Not all preservation fights are public, drag out affairs.
In the Government Hill neighborhood, just north of downtown, there is a circa-1922 house at 705 E. Grayson St. that was built by a prominent San Antonio doctor and that’s less than a block from all of the restaurant and bar action that’s creeping into the neighborhood from Broadway.
In February, the property’s owner, developer Pat Biernacki, submitted a demolition request to the city.
Since then, the city’s Office of Historic Preservation (OHP), the Historic and Design Review Commission, the San Antonio Conservation Society, the Government Hill Alliance, and AIA San Antonio have come out in opposition of the demolition request. In response, OHP submitted a request to begin the process of labeling the house-turned-apartments a historic landmark.
But on Thursday, with no real discussion, the City Council voted to deny the request.
To understand why this is important, let’s do some reverse engineering.
Jefferson Bank plans to build its headquarters on the northeast corner of Broadway and Grayson Street, the San Antonio Express-News reported in late June. The only structure in that square block that will remain untouched is the Still Golden Social House bar. The remaining buildings are an old mix of commercial and residential.
But not all structures there will be demolished. Three shotgun-style homes (below) on North Alamo Street will be moved to 705 E. Grayson St., once the 1922 two-story apartment house is demolished, said attorney Patrick Christensen, who represents Biernacki as well as Milam Real Estate Capital, the S.A.-based developer behind Jefferson Bank’s headquarters.

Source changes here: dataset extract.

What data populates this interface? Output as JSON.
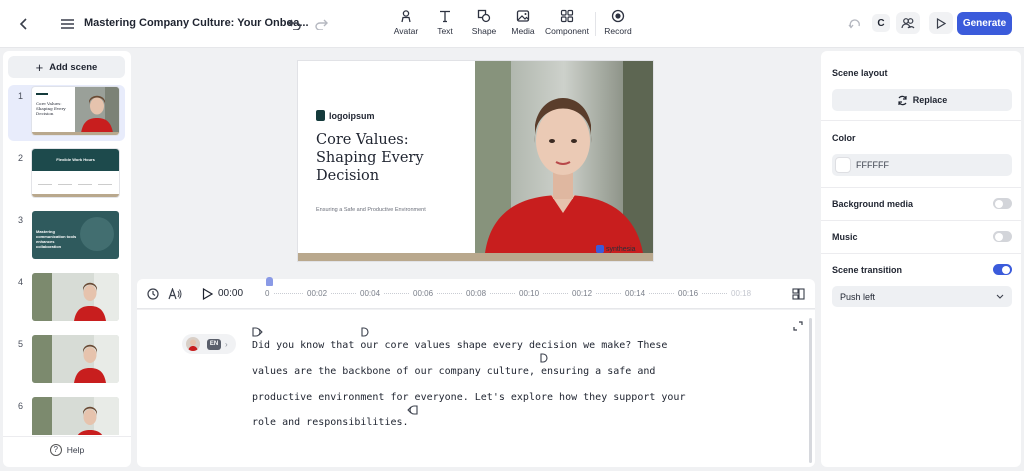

Typically, these types of historic preservation battles tend to take on a life of their own. (In 2015, I covered one a block up Grayson Street that involved the same actors — the Government Hill Alliance vs. Biernacki.) But this one, not so much. All of the opposition flew under the radar.
The home, once owned by Dr. Charles Craig Cade, is located in the Government Hill neighborhood, but outside the Government Hill Historic District, which is why it isn’t automatically deemed a historic structure.

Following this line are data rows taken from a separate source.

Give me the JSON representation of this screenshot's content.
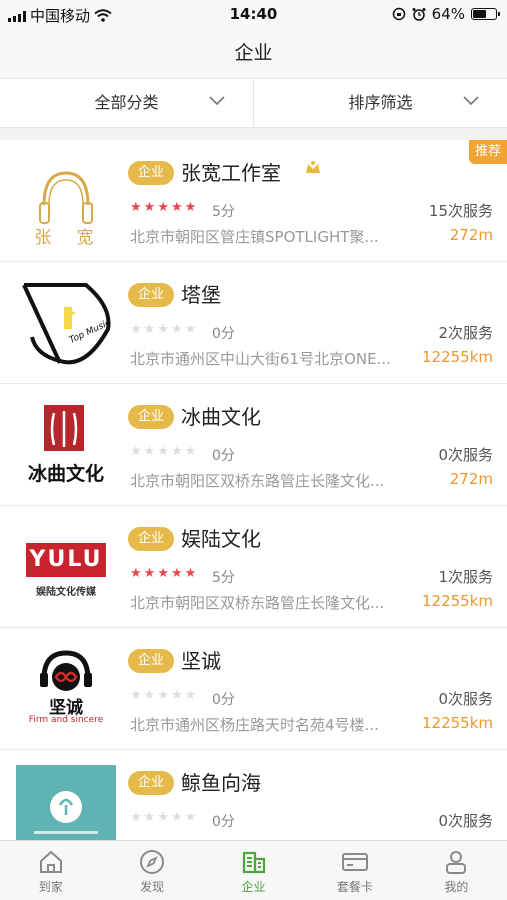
{
  "status_bar": {
    "carrier": "中国移动",
    "time": "14:40",
    "battery": "64%",
    "battery_level": 0.64
  },
  "header": {
    "title": "企业"
  },
  "filters": [
    {
      "label": "全部分类"
    },
    {
      "label": "排序筛选"
    }
  ],
  "tag_label": "企业",
  "recommend_badge": "推荐",
  "companies": [
    {
      "name": "张宽工作室",
      "rating": 5,
      "score": "5分",
      "services": "15次服务",
      "address": "北京市朝阳区管庄镇SPOTLIGHT聚...",
      "distance": "272m",
      "recommended": true,
      "logo_text": "张　宽"
    },
    {
      "name": "塔堡",
      "rating": 0,
      "score": "0分",
      "services": "2次服务",
      "address": "北京市通州区中山大街61号北京ONE...",
      "distance": "12255km",
      "logo_text": "Top Music"
    },
    {
      "name": "冰曲文化",
      "rating": 0,
      "score": "0分",
      "services": "0次服务",
      "address": "北京市朝阳区双桥东路管庄长隆文化...",
      "distance": "272m",
      "logo_text": "冰曲文化"
    },
    {
      "name": "娱陆文化",
      "rating": 5,
      "score": "5分",
      "services": "1次服务",
      "address": "北京市朝阳区双桥东路管庄长隆文化...",
      "distance": "12255km",
      "logo_text": "YULU",
      "logo_sub": "娱陆文化传媒"
    },
    {
      "name": "坚诚",
      "rating": 0,
      "score": "0分",
      "services": "0次服务",
      "address": "北京市通州区杨庄路天时名苑4号楼...",
      "distance": "12255km",
      "logo_text": "坚诚",
      "logo_sub": "Firm and sincere"
    },
    {
      "name": "鲸鱼向海",
      "rating": 0,
      "score": "0分",
      "services": "0次服务",
      "address": "",
      "distance": ""
    }
  ],
  "tabs": [
    {
      "label": "到家",
      "icon": "home-icon"
    },
    {
      "label": "发现",
      "icon": "compass-icon"
    },
    {
      "label": "企业",
      "icon": "building-icon",
      "active": true
    },
    {
      "label": "套餐卡",
      "icon": "card-icon"
    },
    {
      "label": "我的",
      "icon": "person-icon"
    }
  ],
  "colors": {
    "accent_orange": "#f0962a",
    "tag_gold": "#e5b94a",
    "star_red": "#e8474c",
    "tab_active_green": "#4aa53a"
  }
}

“The house is also a fine example of Colonial Revival styling with its side gable roof, central plan and symmetrical facade of multi-light windows with shutters,” Conservation Society President Susan Beavin said in a statement that was read to the Council. “The classical entrance featuring paired columns, a Classical pediment, and entrance doors with sidelights and a lunette toplight make it a rarely detailed example of this style in San Antonio.”
Beavin writes that architect Lou Harrington’s firm Harrington & Company, established in 1916, also designed the Maverick Building (400 E. Houston St.) and the Woodlawn Ice Factory on Fredericksburg Road.
In an email to OHP, Allison Chambers of the local AIA San Antonio made the point that there are many vacant lots in Government Hill where the three shotgun homes could go.
Government Hill Alliance president Rose Hill said many in the neighborhood would like to see the home moved.
“It’s not dilapidated,” Hill said. “It’s a very historical home, and has a lot of potential.”
Biernacki could not be reached for comment. District 2 Councilman Cruz Shaw could not be reached for comment.
As far the Jefferson Bank project, construction isn’t expected to begin for another three years or so, said Lindsay Armstrong, the bank’s senior vice president and director of marketing.
The mid-rise is expected to be 13 to 15 stories tall, and will include retail space on the ground floor for restaurants, shopping, etc., Armstrong said.
Jefferson Bank is expected to occupy about half of the floors, and the remaining space will be available for other tenants. It would consolidate its headquarters and administrative personnel from 11 other banking centers into one building — about 200 to 300 workers overall — Armstrong said.
» San Antonio Express-News: Jefferson Bank executives buy nearly entire block
» San Antonio Express-News: Jefferson Bank considers moving headquarters to Broadway by Pearl
» San Antonio Express-News: Development vs. preservation dispute funds new battleground
Photos by Ben Olivo | San Antonio Heron